Khafre’s burial chamber lies on the vertical axis of the pyramid and is simply constructed in a pit in the bedrock. The roof of the chamber is composed of pented limestone blocks, similar to those used in Khufu’s pyramid to relieve the weight of stone. The words ‘Discovered by G Belzoni – March 2 1816′ (in Italian) appear on the south wall of the burial chamber, although he had already discovered writing on the west wall showing that the pyramid had been entered previously, probably around the 12th century AD. The burial chamber was found to contain Khafre’s red granite sarcophagus, sunk slightly into the floor, it’s cover broken and a nearby pit which would have contained the canopic chest.

A satellite pyramid (G2-a) belonging to Khafre’s complex is now almost gone, with only the foundations remaining on the southern side of the king’s pyramid. It is currently believed to have been a cult pyramid and not to contain a burial.
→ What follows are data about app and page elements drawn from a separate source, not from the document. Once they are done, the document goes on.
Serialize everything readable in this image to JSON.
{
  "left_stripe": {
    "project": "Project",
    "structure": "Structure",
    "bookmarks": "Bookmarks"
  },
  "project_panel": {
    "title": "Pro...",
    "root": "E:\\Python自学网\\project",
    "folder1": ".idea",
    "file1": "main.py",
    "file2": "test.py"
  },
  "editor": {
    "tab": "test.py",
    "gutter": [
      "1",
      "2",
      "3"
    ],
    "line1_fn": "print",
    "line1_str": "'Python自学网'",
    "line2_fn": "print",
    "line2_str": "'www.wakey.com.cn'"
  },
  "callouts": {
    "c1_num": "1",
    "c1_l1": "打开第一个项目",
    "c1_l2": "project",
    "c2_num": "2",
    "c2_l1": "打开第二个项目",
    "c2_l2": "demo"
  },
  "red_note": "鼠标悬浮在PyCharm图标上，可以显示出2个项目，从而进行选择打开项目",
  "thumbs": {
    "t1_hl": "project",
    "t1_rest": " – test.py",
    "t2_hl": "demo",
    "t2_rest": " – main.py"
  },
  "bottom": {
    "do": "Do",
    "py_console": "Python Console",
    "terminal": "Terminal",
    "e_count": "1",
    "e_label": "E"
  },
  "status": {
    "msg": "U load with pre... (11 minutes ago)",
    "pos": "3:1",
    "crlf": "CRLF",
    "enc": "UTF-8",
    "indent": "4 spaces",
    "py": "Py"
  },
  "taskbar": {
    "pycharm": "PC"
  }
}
The huge mortuary temple of Khafre’s complex is separated from the east face of the pyramid by a limestone pavement, which runs around all four sides of the pyramid. The temple was excavated in 1910 by Holscher and von Sieglin and shown to have consisted of an entrance hall, courtyard, five statue chapels, store-rooms and an offering hall. Sadly the structure was quarried for its stone in ancient times, but the surviving foundations show its innovative construction method, using massive core blocks of limestone cased with finer quality stone and lined on the inside with red granite. In the massive open courtyard there were recesses for huge statues of the king. Five boat pits were discovered to the north and south of the mortuary temple, but all of them had been plundered.

The ruined causeway leads from the mortuary temple, 494m south to Khafre’s valley temple, which is in a better state of preservation – the only well preserved valley temple found to date. This too was constructed from huge limestone monoliths, faced with granite and was discovered by Mariette in 1852 who wrongly described it as the Temple of the Sphinx. Huge rectangular blocks of Aswan granite form pillars and lintels, giving the structure a very distinctive style, reminiscent of the Osirion at Abydos. Originally there were 24 diorite statues of the king seated on his throne around the walls, of which only one survives to be seen in Cairo Egyptian Museum. Although it’s function is not yet clear, it is thought that the valley temple may have been used for the embalming rites before the king’s funeral and in 1995, traces of a ‘purification tent’ were found near the temple, along with two ramps and underground tunnels.

To the north of Khafre’s valley temple lies the Great Sphinx, inside its own enclosure. It is currently thought to have been modelled during Khafre’s reign, and would have been the first colossal statue in ancient Egypt.

Entrance

The three main pyramids are open on an annual rotation with one of them usually being closed for restoration each year. Tickets for Khafre’s Pyramid cost EGP 30 and are on sale at 8.00am and 1.00pm. The numbers may be limited.